It's long been the advice of every Disney travel guru on the planet that staying at a Disney World property improves your trip a thousand-fold (this is your chance to test that theory).
The $370 million resort has a full-service spa, a golf course, tennis courts, splash zone, family pool, and that adults-only pool.
There’s also…Not once, but twice-daily housekeeping, free high-speed Internet access, free umbrellas, complimentary overnight shoeshine service, cable TV, multi-line telephones, complimentary newspapers and free Bluetooth speakers.
What’s that you say?
These are all familiar things expected at real luxury hotels, right? And most of that can be found elsewhere.
Service sells it
But really high-end hotels emphasize service.
Here, on arrival, guests don’t stand in line to give their credit cards. They are met by valets and greeters in the lobby. They'll often be addressed by their names and escorted to check-in.

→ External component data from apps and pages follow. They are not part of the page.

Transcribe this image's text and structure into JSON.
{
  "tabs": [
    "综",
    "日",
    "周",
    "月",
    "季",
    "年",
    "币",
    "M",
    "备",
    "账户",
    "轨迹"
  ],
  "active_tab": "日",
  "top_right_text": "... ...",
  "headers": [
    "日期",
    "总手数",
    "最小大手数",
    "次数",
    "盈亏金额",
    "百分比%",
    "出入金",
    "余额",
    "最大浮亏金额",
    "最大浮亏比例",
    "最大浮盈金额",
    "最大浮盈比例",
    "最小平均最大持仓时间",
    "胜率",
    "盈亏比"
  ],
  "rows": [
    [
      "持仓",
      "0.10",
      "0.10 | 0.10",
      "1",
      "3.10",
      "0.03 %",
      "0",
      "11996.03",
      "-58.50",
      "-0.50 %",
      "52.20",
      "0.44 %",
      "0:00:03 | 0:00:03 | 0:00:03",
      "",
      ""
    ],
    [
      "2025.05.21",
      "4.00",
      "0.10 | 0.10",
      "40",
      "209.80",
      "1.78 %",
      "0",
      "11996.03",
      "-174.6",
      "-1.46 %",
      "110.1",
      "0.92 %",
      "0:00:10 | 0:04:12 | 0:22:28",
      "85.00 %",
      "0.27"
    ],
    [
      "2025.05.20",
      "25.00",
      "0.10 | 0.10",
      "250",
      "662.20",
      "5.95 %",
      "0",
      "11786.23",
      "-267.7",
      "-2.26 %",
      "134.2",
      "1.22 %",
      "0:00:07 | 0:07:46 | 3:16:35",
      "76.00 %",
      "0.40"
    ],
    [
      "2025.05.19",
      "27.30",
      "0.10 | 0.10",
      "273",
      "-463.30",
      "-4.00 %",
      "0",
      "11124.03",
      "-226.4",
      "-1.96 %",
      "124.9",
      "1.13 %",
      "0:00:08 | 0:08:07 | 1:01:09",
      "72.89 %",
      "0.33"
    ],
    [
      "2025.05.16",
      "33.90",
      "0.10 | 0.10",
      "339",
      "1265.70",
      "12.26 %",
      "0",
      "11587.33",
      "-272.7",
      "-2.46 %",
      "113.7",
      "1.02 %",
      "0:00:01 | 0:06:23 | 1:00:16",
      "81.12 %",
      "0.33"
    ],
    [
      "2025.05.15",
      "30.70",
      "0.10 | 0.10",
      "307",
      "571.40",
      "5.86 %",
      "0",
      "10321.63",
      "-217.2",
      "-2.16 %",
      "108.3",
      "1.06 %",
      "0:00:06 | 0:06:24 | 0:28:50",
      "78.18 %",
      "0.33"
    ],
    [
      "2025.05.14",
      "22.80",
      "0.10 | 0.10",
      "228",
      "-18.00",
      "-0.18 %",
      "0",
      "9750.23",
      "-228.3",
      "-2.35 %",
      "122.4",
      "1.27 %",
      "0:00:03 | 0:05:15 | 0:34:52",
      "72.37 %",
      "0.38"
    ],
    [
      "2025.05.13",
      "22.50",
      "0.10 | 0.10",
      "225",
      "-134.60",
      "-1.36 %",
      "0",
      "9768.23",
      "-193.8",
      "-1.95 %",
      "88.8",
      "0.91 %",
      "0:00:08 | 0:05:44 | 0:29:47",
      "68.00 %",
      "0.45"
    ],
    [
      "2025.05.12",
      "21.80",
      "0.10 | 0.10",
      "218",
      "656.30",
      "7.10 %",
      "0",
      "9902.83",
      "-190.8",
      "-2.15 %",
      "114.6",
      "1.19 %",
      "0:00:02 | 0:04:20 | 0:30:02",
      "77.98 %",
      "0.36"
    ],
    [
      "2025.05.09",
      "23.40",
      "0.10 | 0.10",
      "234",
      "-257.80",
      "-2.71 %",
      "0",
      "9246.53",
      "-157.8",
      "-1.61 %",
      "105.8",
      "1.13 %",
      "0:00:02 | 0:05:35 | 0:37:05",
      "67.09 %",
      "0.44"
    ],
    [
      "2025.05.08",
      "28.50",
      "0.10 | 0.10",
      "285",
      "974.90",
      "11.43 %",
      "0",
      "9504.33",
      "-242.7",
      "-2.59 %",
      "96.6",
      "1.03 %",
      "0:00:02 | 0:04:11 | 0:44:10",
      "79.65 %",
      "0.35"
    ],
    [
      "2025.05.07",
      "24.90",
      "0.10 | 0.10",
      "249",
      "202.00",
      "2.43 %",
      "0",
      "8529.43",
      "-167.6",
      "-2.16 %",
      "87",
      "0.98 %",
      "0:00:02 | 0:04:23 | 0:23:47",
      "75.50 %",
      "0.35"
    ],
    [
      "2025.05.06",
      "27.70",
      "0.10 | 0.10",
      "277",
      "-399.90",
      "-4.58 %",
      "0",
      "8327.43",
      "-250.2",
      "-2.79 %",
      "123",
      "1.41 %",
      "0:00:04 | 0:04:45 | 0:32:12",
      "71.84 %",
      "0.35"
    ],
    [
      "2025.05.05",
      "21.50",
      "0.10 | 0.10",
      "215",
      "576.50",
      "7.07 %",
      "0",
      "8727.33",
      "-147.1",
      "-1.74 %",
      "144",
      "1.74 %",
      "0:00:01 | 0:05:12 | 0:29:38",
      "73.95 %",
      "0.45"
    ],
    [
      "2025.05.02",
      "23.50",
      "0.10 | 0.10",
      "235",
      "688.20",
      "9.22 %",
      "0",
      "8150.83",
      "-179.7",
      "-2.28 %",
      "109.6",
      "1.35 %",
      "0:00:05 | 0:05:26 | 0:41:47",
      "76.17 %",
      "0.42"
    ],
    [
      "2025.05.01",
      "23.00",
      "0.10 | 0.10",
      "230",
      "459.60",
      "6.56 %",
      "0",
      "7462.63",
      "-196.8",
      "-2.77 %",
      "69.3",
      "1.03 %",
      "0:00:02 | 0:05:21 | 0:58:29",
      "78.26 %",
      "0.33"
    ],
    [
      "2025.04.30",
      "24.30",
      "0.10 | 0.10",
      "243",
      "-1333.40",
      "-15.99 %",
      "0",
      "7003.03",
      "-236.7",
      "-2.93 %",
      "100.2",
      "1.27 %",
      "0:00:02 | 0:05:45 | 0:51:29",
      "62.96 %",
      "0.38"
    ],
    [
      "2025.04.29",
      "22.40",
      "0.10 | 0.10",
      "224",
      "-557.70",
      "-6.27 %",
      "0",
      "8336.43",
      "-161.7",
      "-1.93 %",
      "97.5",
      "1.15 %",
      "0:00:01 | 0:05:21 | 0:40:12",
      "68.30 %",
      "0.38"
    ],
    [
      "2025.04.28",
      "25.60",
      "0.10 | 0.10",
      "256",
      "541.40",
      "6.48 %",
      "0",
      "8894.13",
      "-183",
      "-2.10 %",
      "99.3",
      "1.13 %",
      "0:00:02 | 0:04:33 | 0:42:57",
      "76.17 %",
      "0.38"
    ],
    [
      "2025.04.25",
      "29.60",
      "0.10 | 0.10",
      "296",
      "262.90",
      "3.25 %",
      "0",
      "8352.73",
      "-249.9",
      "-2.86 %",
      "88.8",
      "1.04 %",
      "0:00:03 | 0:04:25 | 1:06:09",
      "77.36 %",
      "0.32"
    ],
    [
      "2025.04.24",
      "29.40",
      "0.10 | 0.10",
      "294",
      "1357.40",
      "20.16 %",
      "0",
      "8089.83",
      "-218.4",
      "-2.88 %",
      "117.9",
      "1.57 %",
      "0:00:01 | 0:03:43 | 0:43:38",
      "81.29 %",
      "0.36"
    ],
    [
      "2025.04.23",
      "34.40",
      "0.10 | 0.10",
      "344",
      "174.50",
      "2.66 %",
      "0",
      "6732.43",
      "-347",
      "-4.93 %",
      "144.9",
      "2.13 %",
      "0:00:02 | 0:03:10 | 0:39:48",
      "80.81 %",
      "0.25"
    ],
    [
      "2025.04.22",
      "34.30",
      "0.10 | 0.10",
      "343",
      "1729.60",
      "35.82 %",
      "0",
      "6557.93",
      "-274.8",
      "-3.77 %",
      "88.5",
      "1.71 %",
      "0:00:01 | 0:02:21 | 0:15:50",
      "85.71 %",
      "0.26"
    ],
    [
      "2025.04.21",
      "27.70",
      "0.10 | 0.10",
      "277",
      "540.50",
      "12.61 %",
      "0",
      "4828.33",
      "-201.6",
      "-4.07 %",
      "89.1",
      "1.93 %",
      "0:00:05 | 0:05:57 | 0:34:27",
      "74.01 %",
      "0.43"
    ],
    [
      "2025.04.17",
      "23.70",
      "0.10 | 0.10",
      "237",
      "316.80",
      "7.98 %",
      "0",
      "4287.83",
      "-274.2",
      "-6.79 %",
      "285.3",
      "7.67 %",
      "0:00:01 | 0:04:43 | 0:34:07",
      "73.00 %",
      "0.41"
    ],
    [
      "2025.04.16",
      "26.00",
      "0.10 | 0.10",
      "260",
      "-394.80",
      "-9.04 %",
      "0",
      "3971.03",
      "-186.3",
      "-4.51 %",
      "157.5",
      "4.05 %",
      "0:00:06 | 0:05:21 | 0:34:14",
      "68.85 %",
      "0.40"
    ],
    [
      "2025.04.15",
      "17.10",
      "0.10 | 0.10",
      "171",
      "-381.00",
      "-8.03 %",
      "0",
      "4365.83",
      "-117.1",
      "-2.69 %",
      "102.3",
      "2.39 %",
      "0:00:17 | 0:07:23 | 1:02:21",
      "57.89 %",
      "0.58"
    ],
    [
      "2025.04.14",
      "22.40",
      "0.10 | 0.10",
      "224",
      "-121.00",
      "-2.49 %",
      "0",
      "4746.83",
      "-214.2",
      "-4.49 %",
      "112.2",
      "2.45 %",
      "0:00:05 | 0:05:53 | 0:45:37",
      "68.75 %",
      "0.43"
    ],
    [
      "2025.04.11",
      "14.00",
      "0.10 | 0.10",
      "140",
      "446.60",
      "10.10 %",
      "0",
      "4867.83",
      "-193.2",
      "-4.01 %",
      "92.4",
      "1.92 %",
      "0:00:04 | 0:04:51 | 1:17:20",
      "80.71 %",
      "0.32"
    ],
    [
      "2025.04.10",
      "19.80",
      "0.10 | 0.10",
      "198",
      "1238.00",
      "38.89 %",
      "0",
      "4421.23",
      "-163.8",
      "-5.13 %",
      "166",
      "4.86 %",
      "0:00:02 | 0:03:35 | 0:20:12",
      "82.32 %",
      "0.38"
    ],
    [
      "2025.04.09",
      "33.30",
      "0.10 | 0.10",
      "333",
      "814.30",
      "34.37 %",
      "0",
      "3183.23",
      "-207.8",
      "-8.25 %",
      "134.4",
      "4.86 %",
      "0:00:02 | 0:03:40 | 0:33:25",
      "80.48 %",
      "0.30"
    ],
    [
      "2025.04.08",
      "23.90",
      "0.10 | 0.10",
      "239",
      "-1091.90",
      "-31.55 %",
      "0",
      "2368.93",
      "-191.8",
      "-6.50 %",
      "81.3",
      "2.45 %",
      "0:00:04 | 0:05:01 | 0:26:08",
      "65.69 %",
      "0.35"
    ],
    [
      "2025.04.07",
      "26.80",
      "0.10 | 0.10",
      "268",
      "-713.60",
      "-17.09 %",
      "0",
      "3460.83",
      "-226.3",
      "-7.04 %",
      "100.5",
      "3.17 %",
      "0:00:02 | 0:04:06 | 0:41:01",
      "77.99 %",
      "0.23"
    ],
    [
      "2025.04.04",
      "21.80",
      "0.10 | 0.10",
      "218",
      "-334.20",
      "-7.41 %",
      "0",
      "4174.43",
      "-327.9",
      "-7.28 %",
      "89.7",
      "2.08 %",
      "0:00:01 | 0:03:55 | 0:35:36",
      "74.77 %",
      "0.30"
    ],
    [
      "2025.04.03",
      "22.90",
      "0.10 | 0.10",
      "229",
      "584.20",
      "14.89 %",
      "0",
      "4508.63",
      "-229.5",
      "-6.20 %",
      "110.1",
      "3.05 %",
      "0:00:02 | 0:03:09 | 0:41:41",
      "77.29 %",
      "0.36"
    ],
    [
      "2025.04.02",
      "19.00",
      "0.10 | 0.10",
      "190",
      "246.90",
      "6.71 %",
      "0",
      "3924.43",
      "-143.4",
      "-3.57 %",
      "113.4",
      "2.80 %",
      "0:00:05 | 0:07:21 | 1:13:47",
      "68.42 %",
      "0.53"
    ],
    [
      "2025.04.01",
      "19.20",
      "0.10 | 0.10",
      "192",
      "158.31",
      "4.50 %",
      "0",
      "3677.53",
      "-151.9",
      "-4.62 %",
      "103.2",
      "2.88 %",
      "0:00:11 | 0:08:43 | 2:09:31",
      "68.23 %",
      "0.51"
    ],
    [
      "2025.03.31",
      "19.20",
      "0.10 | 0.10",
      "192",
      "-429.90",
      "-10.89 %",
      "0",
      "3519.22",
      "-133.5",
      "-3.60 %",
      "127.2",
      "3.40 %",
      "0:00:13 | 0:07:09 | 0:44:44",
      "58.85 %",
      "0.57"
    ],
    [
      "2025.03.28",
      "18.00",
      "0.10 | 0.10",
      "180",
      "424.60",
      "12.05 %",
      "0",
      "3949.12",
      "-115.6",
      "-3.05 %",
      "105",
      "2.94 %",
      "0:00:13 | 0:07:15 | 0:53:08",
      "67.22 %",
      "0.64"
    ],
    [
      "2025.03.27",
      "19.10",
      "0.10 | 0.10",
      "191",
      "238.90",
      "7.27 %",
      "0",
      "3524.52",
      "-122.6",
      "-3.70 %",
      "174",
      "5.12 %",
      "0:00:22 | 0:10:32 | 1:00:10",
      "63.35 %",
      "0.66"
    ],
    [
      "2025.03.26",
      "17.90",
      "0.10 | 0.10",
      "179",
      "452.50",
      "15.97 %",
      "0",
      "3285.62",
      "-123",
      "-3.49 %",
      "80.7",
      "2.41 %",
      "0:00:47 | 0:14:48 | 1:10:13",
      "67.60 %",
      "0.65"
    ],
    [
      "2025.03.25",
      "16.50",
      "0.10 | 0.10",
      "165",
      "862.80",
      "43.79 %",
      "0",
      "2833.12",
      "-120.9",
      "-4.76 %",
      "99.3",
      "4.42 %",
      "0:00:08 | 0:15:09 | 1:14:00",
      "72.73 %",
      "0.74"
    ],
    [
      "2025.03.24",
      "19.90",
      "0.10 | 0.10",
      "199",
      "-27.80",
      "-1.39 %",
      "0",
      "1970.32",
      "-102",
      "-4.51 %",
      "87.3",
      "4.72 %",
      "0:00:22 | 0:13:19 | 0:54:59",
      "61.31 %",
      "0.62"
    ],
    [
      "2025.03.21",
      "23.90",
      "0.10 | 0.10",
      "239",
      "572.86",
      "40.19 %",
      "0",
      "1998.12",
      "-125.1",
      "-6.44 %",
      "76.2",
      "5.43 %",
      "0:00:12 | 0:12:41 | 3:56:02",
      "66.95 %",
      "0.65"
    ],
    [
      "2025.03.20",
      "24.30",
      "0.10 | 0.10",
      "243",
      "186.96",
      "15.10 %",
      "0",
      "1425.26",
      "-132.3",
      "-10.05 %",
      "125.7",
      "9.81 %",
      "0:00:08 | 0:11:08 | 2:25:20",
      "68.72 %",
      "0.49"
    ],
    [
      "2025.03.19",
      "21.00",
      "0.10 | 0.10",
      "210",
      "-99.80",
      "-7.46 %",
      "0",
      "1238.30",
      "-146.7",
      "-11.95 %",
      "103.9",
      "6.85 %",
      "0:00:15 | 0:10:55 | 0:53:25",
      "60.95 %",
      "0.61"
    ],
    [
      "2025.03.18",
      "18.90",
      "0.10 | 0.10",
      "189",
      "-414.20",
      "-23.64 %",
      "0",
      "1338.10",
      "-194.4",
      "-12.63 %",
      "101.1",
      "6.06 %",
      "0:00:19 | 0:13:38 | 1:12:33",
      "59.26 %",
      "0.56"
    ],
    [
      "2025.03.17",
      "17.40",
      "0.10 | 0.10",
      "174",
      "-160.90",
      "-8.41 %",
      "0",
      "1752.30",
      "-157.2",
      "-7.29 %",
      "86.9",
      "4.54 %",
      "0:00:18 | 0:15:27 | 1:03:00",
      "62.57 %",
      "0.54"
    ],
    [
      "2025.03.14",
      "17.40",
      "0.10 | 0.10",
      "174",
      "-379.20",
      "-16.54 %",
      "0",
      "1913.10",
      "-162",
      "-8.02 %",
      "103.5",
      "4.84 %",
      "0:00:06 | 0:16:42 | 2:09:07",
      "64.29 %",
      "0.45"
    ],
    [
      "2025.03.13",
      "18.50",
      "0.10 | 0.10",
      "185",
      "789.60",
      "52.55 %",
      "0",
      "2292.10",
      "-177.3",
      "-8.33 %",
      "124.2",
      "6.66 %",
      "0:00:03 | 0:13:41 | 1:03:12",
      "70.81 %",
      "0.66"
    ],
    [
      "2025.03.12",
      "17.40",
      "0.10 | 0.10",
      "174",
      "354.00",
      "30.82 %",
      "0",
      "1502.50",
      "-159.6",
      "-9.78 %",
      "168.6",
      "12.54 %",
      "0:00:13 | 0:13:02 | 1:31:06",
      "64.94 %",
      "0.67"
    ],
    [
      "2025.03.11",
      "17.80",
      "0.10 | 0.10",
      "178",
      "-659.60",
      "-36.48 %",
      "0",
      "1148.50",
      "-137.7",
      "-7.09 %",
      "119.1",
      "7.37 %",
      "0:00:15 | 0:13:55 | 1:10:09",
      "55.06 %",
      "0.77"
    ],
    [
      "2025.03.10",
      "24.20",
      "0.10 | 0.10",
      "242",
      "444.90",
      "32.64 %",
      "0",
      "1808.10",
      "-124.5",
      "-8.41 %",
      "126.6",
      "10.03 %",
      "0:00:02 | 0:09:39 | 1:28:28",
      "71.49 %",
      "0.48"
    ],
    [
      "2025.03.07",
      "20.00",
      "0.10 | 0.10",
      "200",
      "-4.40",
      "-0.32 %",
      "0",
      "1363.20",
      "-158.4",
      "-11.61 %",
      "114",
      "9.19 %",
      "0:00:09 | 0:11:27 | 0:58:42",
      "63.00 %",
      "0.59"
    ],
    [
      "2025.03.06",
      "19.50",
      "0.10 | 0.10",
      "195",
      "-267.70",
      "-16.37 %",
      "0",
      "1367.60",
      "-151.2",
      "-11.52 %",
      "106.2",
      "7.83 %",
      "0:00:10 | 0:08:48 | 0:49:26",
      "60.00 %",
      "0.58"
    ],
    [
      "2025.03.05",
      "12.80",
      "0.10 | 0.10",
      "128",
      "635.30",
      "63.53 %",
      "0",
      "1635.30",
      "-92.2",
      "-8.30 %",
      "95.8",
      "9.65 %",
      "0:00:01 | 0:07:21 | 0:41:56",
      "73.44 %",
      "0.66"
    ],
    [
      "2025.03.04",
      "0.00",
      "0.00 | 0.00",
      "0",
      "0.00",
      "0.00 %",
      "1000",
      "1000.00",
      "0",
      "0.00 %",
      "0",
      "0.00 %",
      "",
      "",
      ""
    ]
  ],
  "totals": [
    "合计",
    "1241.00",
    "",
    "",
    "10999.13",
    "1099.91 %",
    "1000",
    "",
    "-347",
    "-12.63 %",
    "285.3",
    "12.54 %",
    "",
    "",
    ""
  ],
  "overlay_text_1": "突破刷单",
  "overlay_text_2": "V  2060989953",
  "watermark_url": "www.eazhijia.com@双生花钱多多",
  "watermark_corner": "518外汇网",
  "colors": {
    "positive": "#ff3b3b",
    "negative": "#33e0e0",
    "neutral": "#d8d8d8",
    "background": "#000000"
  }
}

Disney says hotel employees will try to accommodate virtually any reasonable request.
The food here at several dining rooms is routinely described as “world class.” With prices to match, of course.
But then there are the real fireworks.
The hotel offers “spectacular vistas over the Magic Kingdom Park’s nightly fireworks display from the comfort of one’s furnished balcony.”
Maybe on a boat? With some wine?
Few know of these views
For some reason, this option is often not known, according to many Disney watchers. There are several choices here but the Grand I Yacht seats up to 18 guests. It leaves from the Grand Floridian. It is stocked with whatever you want for private dining.
Cost: About $550 an hour, depending on time of year, most costly at Christmas) or more than a budget room for one entire night at the least costly room you can get at Four Seasons.
Tours can accommodate 10 people, so you can split the cost to make it closer to a bargain. Some tours have a pre-set agenda while others are cookie cutter.
They let you go backstage and meet with characters. No lines, folks. Your autograph books swill be quickly filled. You can go to the fast pass line as many times as you want. Front row seating at all shows (you have a good chance of being part of the show since you are right in direct sight of the performers).
There are other choices but all boast synchronized sound systems on board so you don’t miss the music.
You probably already know about the VIP tours, which are another elitist way to see the park but a far more economical choice. The cost is roughly $300-$500 with generally a six-hour minimum time.
For those thinking of marriage, same sex or otherwise, the “wedding of one’s dreams” is found here.
Cost? If you have to ask you can’t afford it
Maybe you can't spring for the Four Seasons or another near luxury Disney hotel. But that doesn't mean you can't sample some of their offerings.
For those with less expensive tastes, you can have a valet park your car for $20. Wander around the hotels all you want. For free. And the monorail ride, which kids do love, is free if you buy theme park tickets, of course.
If all or none of this is to your taste or your budget, there are many versions of simple discounted prices. Also, free offers. And there are budget hotels by Disney or private owners that ring the park.
You don’t have to be rich to visit. You just need money.
And if you want to bring those pets and have a lot of money, you can make reservations at www.wde.bestfriendspetcare.com, or call 877-4WDW-PETS. ###